- DATA SHOWN -
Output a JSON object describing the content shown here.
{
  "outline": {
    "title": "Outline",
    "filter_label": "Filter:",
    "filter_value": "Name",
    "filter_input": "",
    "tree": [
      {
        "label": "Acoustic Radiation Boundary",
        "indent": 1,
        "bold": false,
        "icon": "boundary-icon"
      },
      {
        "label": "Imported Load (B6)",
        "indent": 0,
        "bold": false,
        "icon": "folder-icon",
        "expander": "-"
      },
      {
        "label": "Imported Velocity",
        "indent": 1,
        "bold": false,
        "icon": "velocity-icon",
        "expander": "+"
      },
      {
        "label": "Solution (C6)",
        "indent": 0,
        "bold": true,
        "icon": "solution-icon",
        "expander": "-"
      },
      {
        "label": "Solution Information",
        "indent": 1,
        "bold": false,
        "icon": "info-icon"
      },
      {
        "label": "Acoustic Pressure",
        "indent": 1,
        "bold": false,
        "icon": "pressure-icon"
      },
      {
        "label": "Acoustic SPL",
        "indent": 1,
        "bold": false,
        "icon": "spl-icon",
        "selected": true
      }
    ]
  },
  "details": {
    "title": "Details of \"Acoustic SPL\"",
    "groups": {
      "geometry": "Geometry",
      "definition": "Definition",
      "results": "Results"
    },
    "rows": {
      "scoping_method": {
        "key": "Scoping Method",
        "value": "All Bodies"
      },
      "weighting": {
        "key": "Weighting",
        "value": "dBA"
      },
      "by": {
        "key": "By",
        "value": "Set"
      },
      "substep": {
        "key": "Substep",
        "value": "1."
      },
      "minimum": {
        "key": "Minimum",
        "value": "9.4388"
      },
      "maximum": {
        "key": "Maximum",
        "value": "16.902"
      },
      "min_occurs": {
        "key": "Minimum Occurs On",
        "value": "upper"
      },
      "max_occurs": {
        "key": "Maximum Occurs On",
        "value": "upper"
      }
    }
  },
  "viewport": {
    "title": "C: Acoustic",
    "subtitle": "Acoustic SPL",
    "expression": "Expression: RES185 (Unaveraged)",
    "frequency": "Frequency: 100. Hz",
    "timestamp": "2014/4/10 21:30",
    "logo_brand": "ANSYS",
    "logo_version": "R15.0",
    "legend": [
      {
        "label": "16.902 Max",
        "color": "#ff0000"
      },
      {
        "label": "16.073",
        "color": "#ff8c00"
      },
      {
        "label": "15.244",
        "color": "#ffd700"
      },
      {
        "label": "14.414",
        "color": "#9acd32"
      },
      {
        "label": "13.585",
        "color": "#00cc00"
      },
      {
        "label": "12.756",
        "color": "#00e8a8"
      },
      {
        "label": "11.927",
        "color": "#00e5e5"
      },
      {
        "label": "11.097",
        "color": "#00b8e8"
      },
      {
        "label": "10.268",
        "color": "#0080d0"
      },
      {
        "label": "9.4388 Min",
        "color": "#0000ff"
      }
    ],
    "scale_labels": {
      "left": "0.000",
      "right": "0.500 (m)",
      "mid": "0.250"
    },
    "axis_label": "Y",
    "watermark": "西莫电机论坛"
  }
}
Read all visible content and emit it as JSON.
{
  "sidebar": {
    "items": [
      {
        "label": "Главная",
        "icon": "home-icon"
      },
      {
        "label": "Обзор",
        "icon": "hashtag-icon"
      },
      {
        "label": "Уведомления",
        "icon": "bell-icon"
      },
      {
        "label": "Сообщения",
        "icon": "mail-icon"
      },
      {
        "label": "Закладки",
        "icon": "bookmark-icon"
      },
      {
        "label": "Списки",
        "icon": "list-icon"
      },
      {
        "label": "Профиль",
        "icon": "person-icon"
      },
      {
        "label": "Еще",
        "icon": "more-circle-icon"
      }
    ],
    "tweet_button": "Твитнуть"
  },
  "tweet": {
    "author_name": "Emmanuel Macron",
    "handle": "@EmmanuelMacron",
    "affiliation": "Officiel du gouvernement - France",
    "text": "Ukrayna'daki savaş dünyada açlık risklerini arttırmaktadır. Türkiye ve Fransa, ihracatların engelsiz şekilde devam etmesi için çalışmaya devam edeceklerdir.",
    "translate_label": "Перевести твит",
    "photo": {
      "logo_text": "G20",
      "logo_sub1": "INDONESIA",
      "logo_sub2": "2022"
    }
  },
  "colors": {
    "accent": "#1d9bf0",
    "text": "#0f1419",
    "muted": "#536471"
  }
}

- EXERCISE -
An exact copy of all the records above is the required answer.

- RESPONSE AREA -
Output a JSON object describing the content shown here.
{
  "outline": {
    "title": "Outline",
    "filter_label": "Filter:",
    "filter_value": "Name",
    "filter_input": "",
    "tree": [
      {
        "label": "Acoustic Radiation Boundary",
        "indent": 1,
        "bold": false,
        "icon": "boundary-icon"
      },
      {
        "label": "Imported Load (B6)",
        "indent": 0,
        "bold": false,
        "icon": "folder-icon",
        "expander": "-"
      },
      {
        "label": "Imported Velocity",
        "indent": 1,
        "bold": false,
        "icon": "velocity-icon",
        "expander": "+"
      },
      {
        "label": "Solution (C6)",
        "indent": 0,
        "bold": true,
        "icon": "solution-icon",
        "expander": "-"
      },
      {
        "label": "Solution Information",
        "indent": 1,
        "bold": false,
        "icon": "info-icon"
      },
      {
        "label": "Acoustic Pressure",
        "indent": 1,
        "bold": false,
        "icon": "pressure-icon"
      },
      {
        "label": "Acoustic SPL",
        "indent": 1,
        "bold": false,
        "icon": "spl-icon",
        "selected": true
      }
    ]
  },
  "details": {
    "title": "Details of \"Acoustic SPL\"",
    "groups": {
      "geometry": "Geometry",
      "definition": "Definition",
      "results": "Results"
    },
    "rows": {
      "scoping_method": {
        "key": "Scoping Method",
        "value": "All Bodies"
      },
      "weighting": {
        "key": "Weighting",
        "value": "dBA"
      },
      "by": {
        "key": "By",
        "value": "Set"
      },
      "substep": {
        "key": "Substep",
        "value": "1."
      },
      "minimum": {
        "key": "Minimum",
        "value": "9.4388"
      },
      "maximum": {
        "key": "Maximum",
        "value": "16.902"
      },
      "min_occurs": {
        "key": "Minimum Occurs On",
        "value": "upper"
      },
      "max_occurs": {
        "key": "Maximum Occurs On",
        "value": "upper"
      }
    }
  },
  "viewport": {
    "title": "C: Acoustic",
    "subtitle": "Acoustic SPL",
    "expression": "Expression: RES185 (Unaveraged)",
    "frequency": "Frequency: 100. Hz",
    "timestamp": "2014/4/10 21:30",
    "logo_brand": "ANSYS",
    "logo_version": "R15.0",
    "legend": [
      {
        "label": "16.902 Max",
        "color": "#ff0000"
      },
      {
        "label": "16.073",
        "color": "#ff8c00"
      },
      {
        "label": "15.244",
        "color": "#ffd700"
      },
      {
        "label": "14.414",
        "color": "#9acd32"
      },
      {
        "label": "13.585",
        "color": "#00cc00"
      },
      {
        "label": "12.756",
        "color": "#00e8a8"
      },
      {
        "label": "11.927",
        "color": "#00e5e5"
      },
      {
        "label": "11.097",
        "color": "#00b8e8"
      },
      {
        "label": "10.268",
        "color": "#0080d0"
      },
      {
        "label": "9.4388 Min",
        "color": "#0000ff"
      }
    ],
    "scale_labels": {
      "left": "0.000",
      "right": "0.500 (m)",
      "mid": "0.250"
    },
    "axis_label": "Y",
    "watermark": "西莫电机论坛"
  }
}
Read all visible content and emit it as JSON.
{
  "sidebar": {
    "items": [
      {
        "label": "Главная",
        "icon": "home-icon"
      },
      {
        "label": "Обзор",
        "icon": "hashtag-icon"
      },
      {
        "label": "Уведомления",
        "icon": "bell-icon"
      },
      {
        "label": "Сообщения",
        "icon": "mail-icon"
      },
      {
        "label": "Закладки",
        "icon": "bookmark-icon"
      },
      {
        "label": "Списки",
        "icon": "list-icon"
      },
      {
        "label": "Профиль",
        "icon": "person-icon"
      },
      {
        "label": "Еще",
        "icon": "more-circle-icon"
      }
    ],
    "tweet_button": "Твитнуть"
  },
  "tweet": {
    "author_name": "Emmanuel Macron",
    "handle": "@EmmanuelMacron",
    "affiliation": "Officiel du gouvernement - France",
    "text": "Ukrayna'daki savaş dünyada açlık risklerini arttırmaktadır. Türkiye ve Fransa, ihracatların engelsiz şekilde devam etmesi için çalışmaya devam edeceklerdir.",
    "translate_label": "Перевести твит",
    "photo": {
      "logo_text": "G20",
      "logo_sub1": "INDONESIA",
      "logo_sub2": "2022"
    }
  },
  "colors": {
    "accent": "#1d9bf0",
    "text": "#0f1419",
    "muted": "#536471"
  }
}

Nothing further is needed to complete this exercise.